There has been some conjecture about the place occupied by the next print, a triptych from 8/1857 depicting the Kiso Road winding through a snow-covered mountainous landscape. Titled Kisoji no yamakawa (Mountains and rivers on the Kiso Road: 木曽路之山川), it is the last published of three known related triptychs, the others being Awa no naruto no fûkei (Landscape of the the Whirlpools of Awa: 安房鳴門之風景) from 4/1857 and Buyô Kanazawa hasshô yakei (Evening view of the eight famous sites at Kanazawa in Musashi province: 武陽金沢八勝夜景) from 7/1857. These three works have long been identified as a triad of designs for a setsugekka theme (Snow, moon flowers: 雪月花), a popular and much illustrated subject in Japanese art. However, according to Suzuki Jûzô (see Forrer ref. below), it is possible that yet another tritpych was intened for the subject of "Spring," which would have completed a set of triptychs for the "Four Seasons," another perennial theme in poetry and art. In any case, the present design represents Hiroshige at his best during his final years. The icy stillness of a rugged landscape blanketed in snow, its whiteness in bold contrast to the dark blue river and gray sky, make this a masterpiece of Japanese printmaking.

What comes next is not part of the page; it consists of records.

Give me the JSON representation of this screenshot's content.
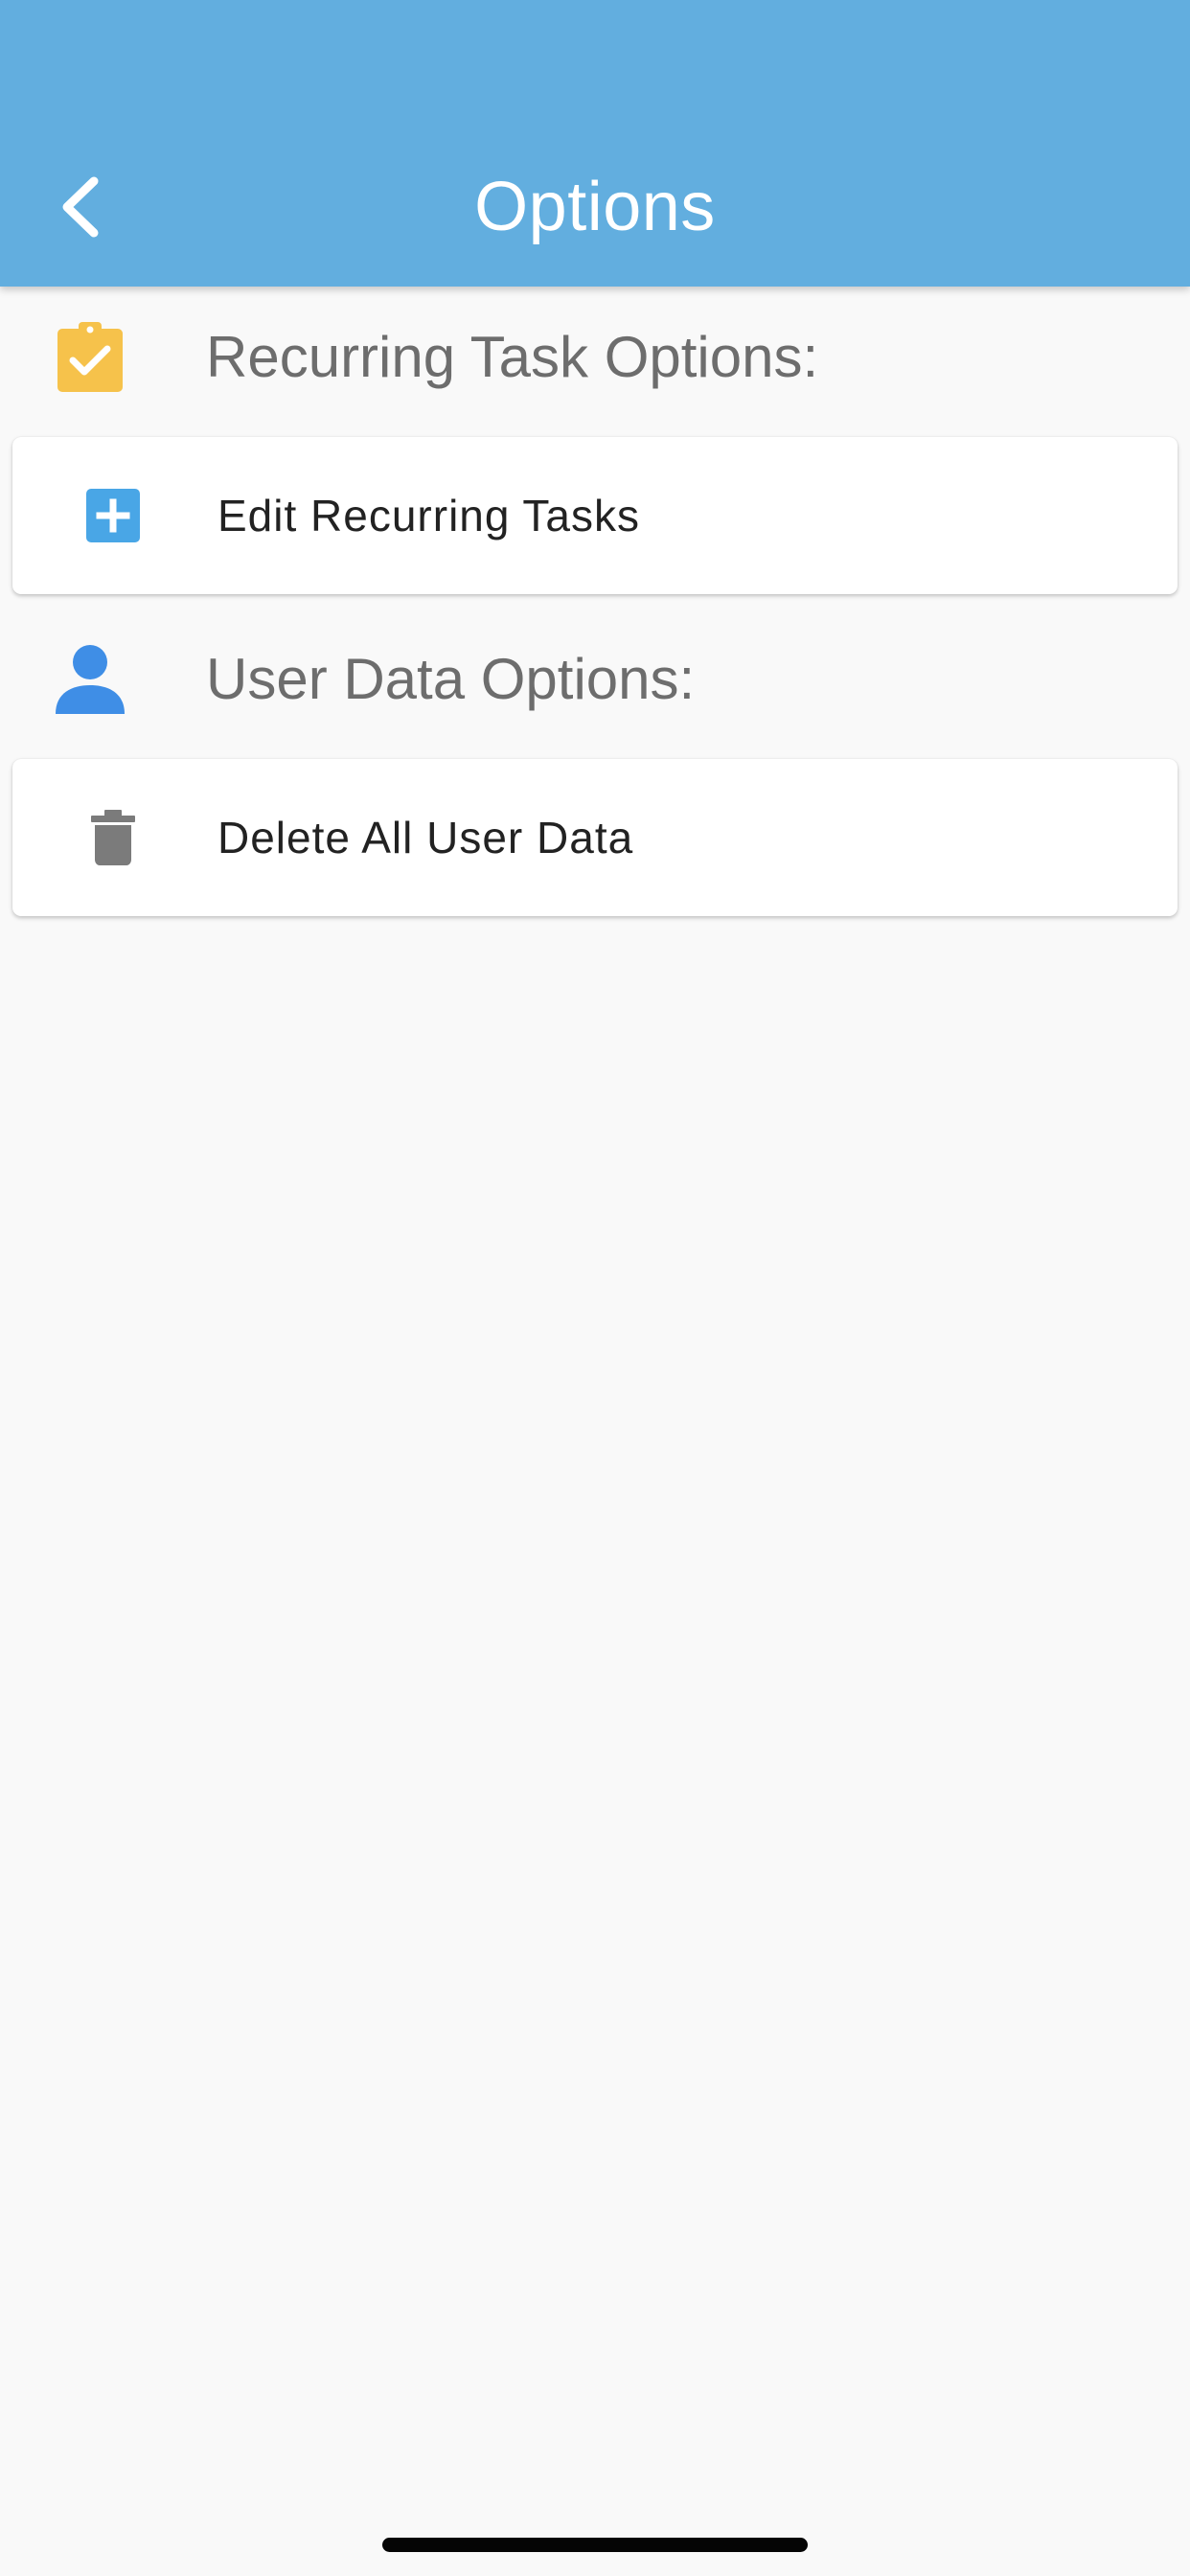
{
  "header": {
    "title": "Options",
    "background_color": "#62aedf",
    "back_icon": "chevron-left-icon"
  },
  "sections": [
    {
      "title": "Recurring Task Options:",
      "icon": "clipboard-check-icon",
      "icon_color": "#f6c24b",
      "items": [
        {
          "label": "Edit Recurring Tasks",
          "icon": "plus-box-icon",
          "icon_color": "#49a6e6"
        }
      ]
    },
    {
      "title": "User Data Options:",
      "icon": "person-icon",
      "icon_color": "#3f8ee6",
      "items": [
        {
          "label": "Delete All User Data",
          "icon": "trash-icon",
          "icon_color": "#7b7b7b"
        }
      ]
    }
  ]
}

Hiroshige "renunciated" the world in the third month of 1856 when he shaved his head and took formal vows to become a Buddhist priest. In practical terms, it was more symbolism and ritual than actual foresaking of earthly concerns. He continued to design prints; in fact, his last great project — the already discussed Meisho Edo hyakkei — series actually comprising 118 prints (three of which have been attributed the Utagawa Shigenobu, later Hiroshige II) that was begun at the same time. Meisho Edo hyakkei embodied much of what defined Hiroshige's lifelong achievement: a realization in prints of a panorama of the natural world and its effects on the human experience. There is much on display in the 118 scenes to induce feelings in the observer: lyricism, humor, curiosity, imagination, innovation, serenity, isolation, melancholy, and foreboding.
The scholar Matthi Forrer (see ref. below) has written that, "Hiroshige himself may not have wanted to be regarded primarily as an artist of mist, rain, moonlight and snow, but investing these climatic and atmospheric conditions with 'style and meaning' ... does appear to have been a source of endless of fascination to him.... Comparison of the work of Hokusai and Hiroshige ... may possibly be reduced to the difference between form and mood. Hokusai's chief concern is form. Surprising yet firmly structured compositions of well-defined forms — that is where his innovative strength lies. Hiroshige ... eshews depicting everything down to the last detail. Reality, for him, is to be sought in a highly refined range of colors, orchestrated to articulate mood."
Hiroshige I's names
Art names (geimei):
Pupils of Hiroshige I
The following students all used the Utagawa (歌川) surname:
Hiroshige II (廣重 1826-1869)
© 2020 by John Fiorillo